Fun. That’s where this review starts. Jules Verne Forever is a fun album. Although it’s a tad lighter and boppier than my tastes normally run, it’s so crammed with effective hooks and shiny melodies and sounds that ricochet off my Jean-Michel Jarre and Azuma memories, I can’t deny that when I’m in the right mood, I quite like it. Mythos (aka Stephan Kaske) brings a full-on symphonic electronic feel to his tales and inflates them with the kind of pomp and wonder Verne was known for. No trope is spared in this familiar voyage, but neither are any of them too egregiously overused. Swirling synth-winds, spiraling electro-sounds, the ever-popular choral pads, you get them all here but they all fit in nicely. I don’t hear a great deal of structural variation in the ten pieces here—they’re all pretty much chugging sequencers, chords packed with extra drama, and lots of twinkling things—so the real differentiation comes via small elements in any given track. The opener, “The Mysterious Island,” takes up a world feel through drumming. “Eight Hundred Leagues on the Amazon,” which sounds amazingly like Azuma, distinguishes itself with what I’m moved to described as a steampunk-flavored rhythm. You can practically hear the gears and pistons over the flowing pads. “A Drama In The Air” has so much Jarre influence in it, it about spills over into being a tribute. Or, honestly, derivative. But damn, is it fun.
As I set aside Jules Verne Forever, having reviewed it, I’d say it’s an album I’ll hang onto but enjoy more when it’s shuffled into other works. I do like it, but in doses. Kaske’s a superb musician who knows how to build a storyline through sound, and his work is extremely catchy. Sadly, it tends to be too similar, piece to piece, and a touch too light to hold my attention for the full 80 minutes. Listeners whose tastes fall more into a classic New Age framework will quite likely greet it more enthusiastically.
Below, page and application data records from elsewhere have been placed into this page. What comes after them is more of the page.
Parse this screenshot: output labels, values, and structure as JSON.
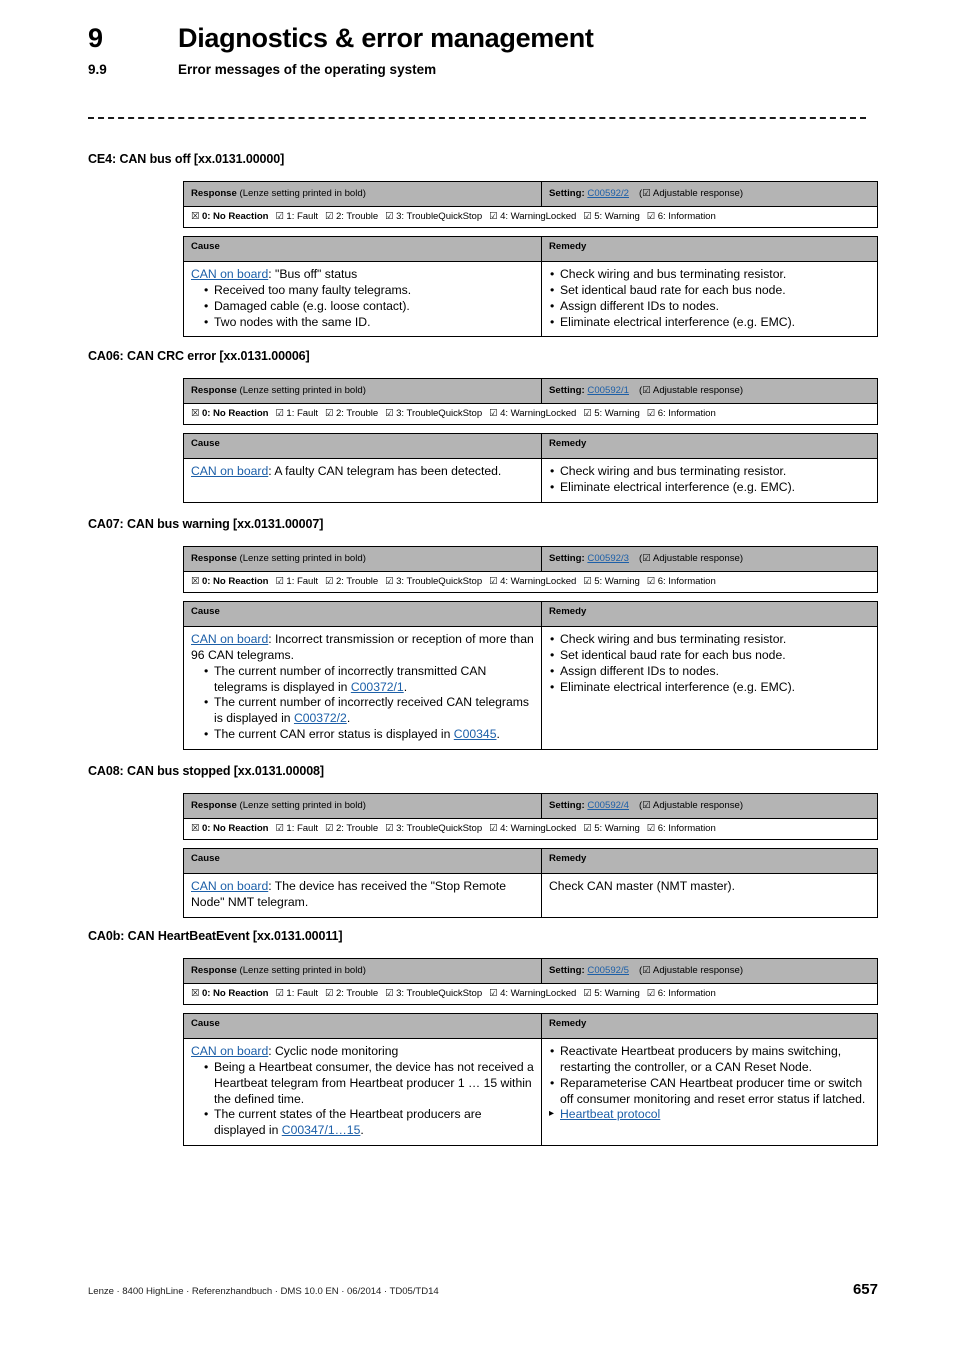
{
  "header": {
    "chapter_number": "9",
    "chapter_title": "Diagnostics & error management",
    "section_number": "9.9",
    "section_title": "Error messages of the operating system"
  },
  "response_legend": {
    "label_bold": "Response",
    "label_rest": " (Lenze setting printed in bold)",
    "setting_label": "Setting:",
    "adjustable_note": "(☑ Adjustable response)",
    "options": [
      {
        "mark": "☒",
        "text": "0: No Reaction",
        "bold": true
      },
      {
        "mark": "☑",
        "text": "1: Fault",
        "bold": false
      },
      {
        "mark": "☑",
        "text": "2: Trouble",
        "bold": false
      },
      {
        "mark": "☑",
        "text": "3: TroubleQuickStop",
        "bold": false
      },
      {
        "mark": "☑",
        "text": "4: WarningLocked",
        "bold": false
      },
      {
        "mark": "☑",
        "text": "5: Warning",
        "bold": false
      },
      {
        "mark": "☑",
        "text": "6: Information",
        "bold": false
      }
    ]
  },
  "table_headers": {
    "cause": "Cause",
    "remedy": "Remedy"
  },
  "link_color": "#1c5fa8",
  "header_bg": "#b4b4b4",
  "errors": [
    {
      "id": "CE4",
      "heading": "CE4: CAN bus off [xx.0131.00000]",
      "setting_code": "C00592/2",
      "cause": {
        "link": "CAN on board",
        "lead": ": \"Bus off\" status",
        "bullets": [
          "Received too many faulty telegrams.",
          "Damaged cable (e.g. loose contact).",
          "Two nodes with the same ID."
        ]
      },
      "remedy": {
        "bullets": [
          "Check wiring and bus terminating resistor.",
          "Set identical baud rate for each bus node.",
          "Assign different IDs to nodes.",
          "Eliminate electrical interference (e.g. EMC)."
        ]
      }
    },
    {
      "id": "CA06",
      "heading": "CA06: CAN CRC error [xx.0131.00006]",
      "setting_code": "C00592/1",
      "cause": {
        "link": "CAN on board",
        "lead": ": A faulty CAN telegram has been detected.",
        "bullets": []
      },
      "remedy": {
        "bullets": [
          "Check wiring and bus terminating resistor.",
          "Eliminate electrical interference (e.g. EMC)."
        ]
      }
    },
    {
      "id": "CA07",
      "heading": "CA07: CAN bus warning [xx.0131.00007]",
      "setting_code": "C00592/3",
      "cause": {
        "link": "CAN on board",
        "lead": ": Incorrect transmission or reception of more than 96 CAN telegrams.",
        "bullets": [
          "The current number of incorrectly transmitted CAN telegrams is displayed in C00372/1.",
          "The current number of incorrectly received CAN telegrams is displayed in C00372/2.",
          "The current CAN error status is displayed in C00345."
        ],
        "bullet_links": [
          "C00372/1",
          "C00372/2",
          "C00345"
        ]
      },
      "remedy": {
        "bullets": [
          "Check wiring and bus terminating resistor.",
          "Set identical baud rate for each bus node.",
          "Assign different IDs to nodes.",
          "Eliminate electrical interference (e.g. EMC)."
        ]
      }
    },
    {
      "id": "CA08",
      "heading": "CA08: CAN bus stopped [xx.0131.00008]",
      "setting_code": "C00592/4",
      "cause": {
        "link": "CAN on board",
        "lead": ": The device has received the \"Stop Remote Node\" NMT telegram.",
        "bullets": []
      },
      "remedy": {
        "plain": "Check CAN master (NMT master).",
        "bullets": []
      }
    },
    {
      "id": "CA0b",
      "heading": "CA0b: CAN HeartBeatEvent [xx.0131.00011]",
      "setting_code": "C00592/5",
      "cause": {
        "link": "CAN on board",
        "lead": ": Cyclic node monitoring",
        "bullets": [
          "Being a Heartbeat consumer, the device has not received a Heartbeat telegram from Heartbeat producer 1 … 15 within the defined time.",
          "The current states of the Heartbeat producers are displayed in C00347/1…15."
        ],
        "bullet_links": [
          "C00347/1…15"
        ]
      },
      "remedy": {
        "bullets": [
          "Reactivate Heartbeat producers by mains switching, restarting the controller, or a CAN Reset Node.",
          "Reparameterise CAN Heartbeat producer time or switch off consumer monitoring and reset error status if latched."
        ],
        "cross_reference": "Heartbeat protocol"
      }
    }
  ],
  "footer": {
    "text": "Lenze · 8400 HighLine · Referenzhandbuch · DMS 10.0 EN · 06/2014 · TD05/TD14",
    "page_number": "657"
  }
}
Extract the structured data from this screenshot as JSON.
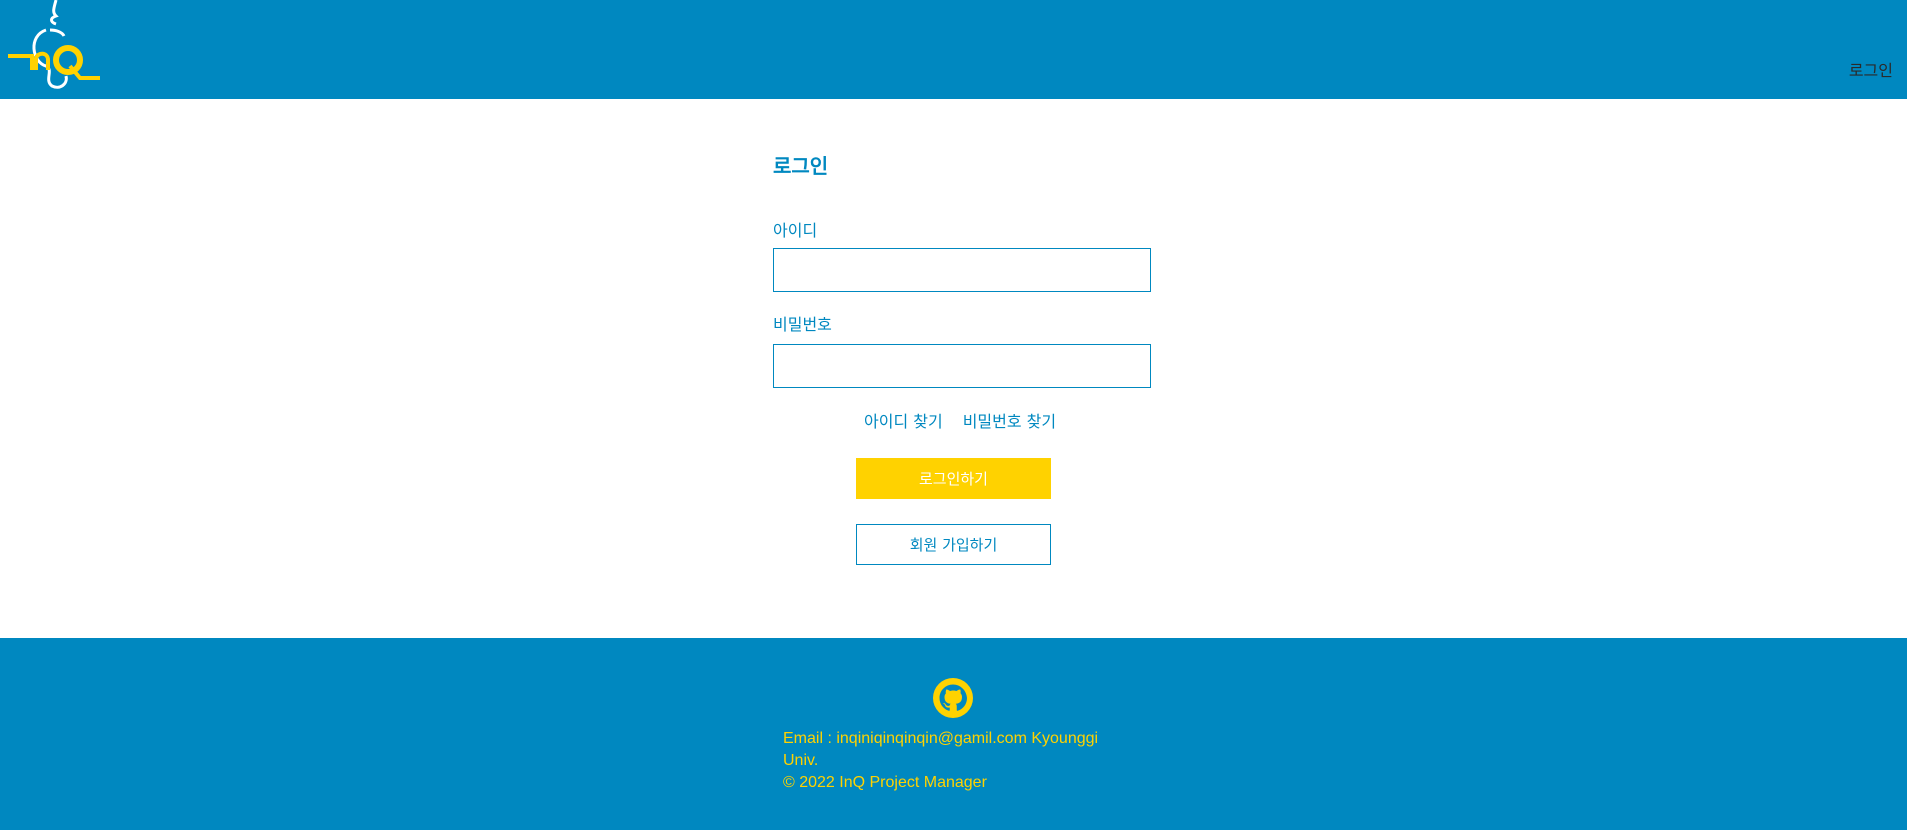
{
  "header": {
    "logo_text": "InQ",
    "login_link": "로그인"
  },
  "form": {
    "title": "로그인",
    "id_label": "아이디",
    "id_value": "",
    "password_label": "비밀번호",
    "password_value": "",
    "find_id": "아이디 찾기",
    "find_password": "비밀번호 찾기",
    "login_button": "로그인하기",
    "signup_button": "회원 가입하기"
  },
  "footer": {
    "icon": "github-icon",
    "email_line": "Email : inqiniqinqinqin@gamil.com Kyounggi Univ.",
    "copyright": "© 2022 InQ Project Manager"
  },
  "colors": {
    "brand_blue": "#0088c0",
    "accent_yellow": "#ffd200"
  }
}
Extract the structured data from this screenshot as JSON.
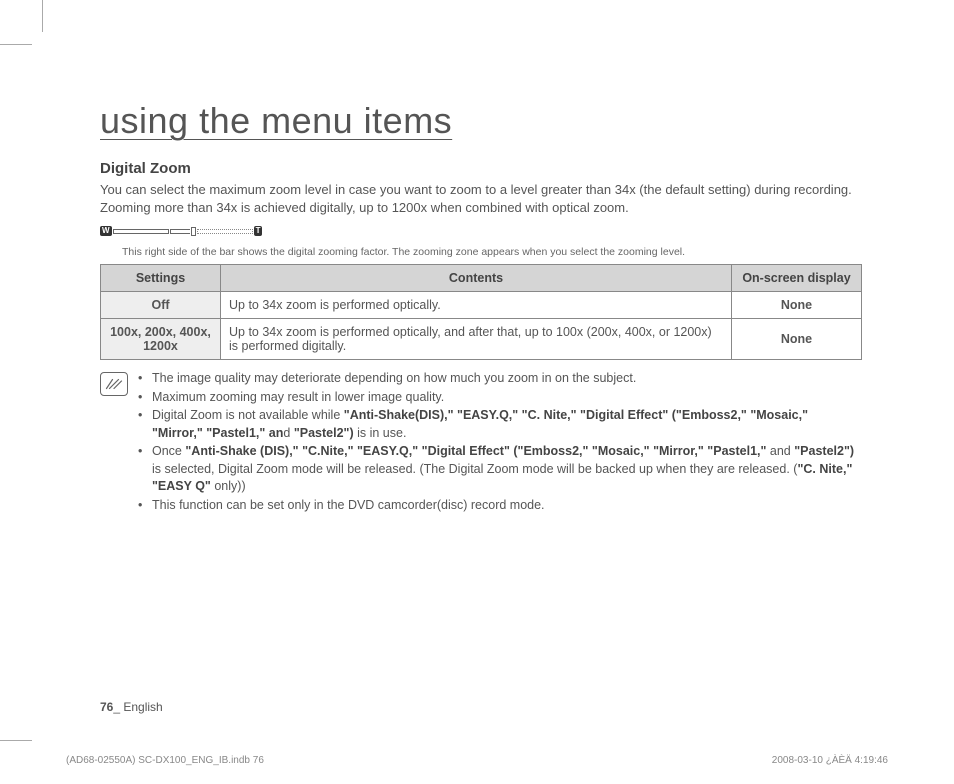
{
  "page_title": "using the menu items",
  "section": {
    "title": "Digital Zoom",
    "intro": "You can select the maximum zoom level in case you want to zoom to a level greater than 34x (the default setting) during recording. Zooming more than 34x is achieved digitally, up to 1200x when combined with optical zoom."
  },
  "zoom_bar": {
    "left_label": "W",
    "right_label": "T",
    "caption": "This right side of the bar shows the digital zooming factor. The zooming zone appears when you select the zooming level."
  },
  "table": {
    "headers": [
      "Settings",
      "Contents",
      "On-screen display"
    ],
    "rows": [
      {
        "setting": "Off",
        "contents": "Up to 34x zoom is performed optically.",
        "display": "None"
      },
      {
        "setting": "100x, 200x, 400x, 1200x",
        "contents": "Up to 34x zoom is performed optically, and after that, up to 100x (200x, 400x, or 1200x) is performed digitally.",
        "display": "None"
      }
    ]
  },
  "notes": {
    "n1": "The image quality may deteriorate depending on how much you zoom in on the subject.",
    "n2": "Maximum zooming may result in lower image quality.",
    "n3_pre": "Digital Zoom is not available while ",
    "n3_bold1": "\"Anti-Shake(DIS),\" \"EASY.Q,\" \"C. Nite,\" \"Digital Effect\" (\"Emboss2,\" \"Mosaic,\" \"Mirror,\" \"Pastel1,\" an",
    "n3_mid": "d ",
    "n3_bold2": "\"Pastel2\")",
    "n3_post": " is in use.",
    "n4_pre": "Once ",
    "n4_bold1": "\"Anti-Shake (DIS),\" \"C.Nite,\" \"EASY.Q,\" \"Digital Effect\" (\"Emboss2,\" \"Mosaic,\" \"Mirror,\" \"Pastel1,\"",
    "n4_mid1": " and ",
    "n4_bold2": "\"Pastel2\")",
    "n4_mid2": " is selected, Digital Zoom mode will be released. (The Digital Zoom mode will be backed up when they are released. (",
    "n4_bold3": "\"C. Nite,\" \"EASY Q\"",
    "n4_post": " only))",
    "n5": "This function can be set only in the DVD camcorder(disc) record mode."
  },
  "footer": {
    "page_num": "76",
    "page_lang": "_ English",
    "print_left": "(AD68-02550A) SC-DX100_ENG_IB.indb   76",
    "print_right": "2008-03-10   ¿ÀÈÄ 4:19:46"
  }
}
There is energy and fun aplenty here, so do have yourself a listen.
Available from the Mythos web site.